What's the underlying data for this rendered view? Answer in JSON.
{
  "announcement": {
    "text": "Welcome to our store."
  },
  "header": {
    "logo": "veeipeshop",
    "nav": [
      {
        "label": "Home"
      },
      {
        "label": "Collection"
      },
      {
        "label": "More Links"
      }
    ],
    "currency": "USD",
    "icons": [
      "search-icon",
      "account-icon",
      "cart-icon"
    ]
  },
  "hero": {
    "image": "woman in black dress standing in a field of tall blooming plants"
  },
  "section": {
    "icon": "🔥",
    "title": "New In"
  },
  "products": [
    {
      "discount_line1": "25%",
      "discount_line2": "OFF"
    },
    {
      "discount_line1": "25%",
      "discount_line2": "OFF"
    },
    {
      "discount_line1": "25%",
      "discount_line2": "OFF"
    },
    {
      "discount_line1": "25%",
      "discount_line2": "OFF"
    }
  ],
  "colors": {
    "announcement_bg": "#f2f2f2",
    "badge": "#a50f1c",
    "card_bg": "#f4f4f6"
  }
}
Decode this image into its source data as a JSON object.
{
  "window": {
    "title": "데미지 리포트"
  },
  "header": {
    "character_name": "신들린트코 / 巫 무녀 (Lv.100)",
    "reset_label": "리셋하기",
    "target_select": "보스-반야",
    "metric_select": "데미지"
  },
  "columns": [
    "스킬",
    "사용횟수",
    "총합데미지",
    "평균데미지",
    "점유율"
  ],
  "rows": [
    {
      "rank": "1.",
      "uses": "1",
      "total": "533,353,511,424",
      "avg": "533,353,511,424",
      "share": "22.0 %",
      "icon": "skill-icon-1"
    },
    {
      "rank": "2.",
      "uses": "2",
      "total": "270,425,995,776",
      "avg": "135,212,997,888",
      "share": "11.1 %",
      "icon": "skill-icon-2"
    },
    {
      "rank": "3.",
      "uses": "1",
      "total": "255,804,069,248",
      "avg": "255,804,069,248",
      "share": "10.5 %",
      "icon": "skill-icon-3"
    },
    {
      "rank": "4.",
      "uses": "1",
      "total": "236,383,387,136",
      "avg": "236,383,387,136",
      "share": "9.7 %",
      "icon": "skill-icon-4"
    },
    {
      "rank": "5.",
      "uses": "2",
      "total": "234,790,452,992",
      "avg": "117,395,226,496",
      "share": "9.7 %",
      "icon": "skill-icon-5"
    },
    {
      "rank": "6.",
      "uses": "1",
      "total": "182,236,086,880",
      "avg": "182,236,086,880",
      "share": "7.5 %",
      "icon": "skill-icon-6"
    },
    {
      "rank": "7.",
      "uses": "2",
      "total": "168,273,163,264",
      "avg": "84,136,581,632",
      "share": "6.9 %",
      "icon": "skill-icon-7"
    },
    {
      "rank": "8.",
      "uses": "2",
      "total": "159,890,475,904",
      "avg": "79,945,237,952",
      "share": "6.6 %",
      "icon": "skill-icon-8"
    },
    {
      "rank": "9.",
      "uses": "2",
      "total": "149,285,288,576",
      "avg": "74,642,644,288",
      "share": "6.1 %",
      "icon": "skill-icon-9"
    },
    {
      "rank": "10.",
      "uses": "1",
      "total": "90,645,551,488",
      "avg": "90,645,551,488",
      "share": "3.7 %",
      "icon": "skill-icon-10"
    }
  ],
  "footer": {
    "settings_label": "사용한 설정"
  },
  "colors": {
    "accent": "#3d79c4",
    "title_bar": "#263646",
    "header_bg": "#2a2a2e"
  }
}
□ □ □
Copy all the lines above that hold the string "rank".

      "rank": "1.",
      "rank": "2.",
      "rank": "3.",
      "rank": "4.",
      "rank": "5.",
      "rank": "6.",
      "rank": "7.",
      "rank": "8.",
      "rank": "9.",
      "rank": "10.",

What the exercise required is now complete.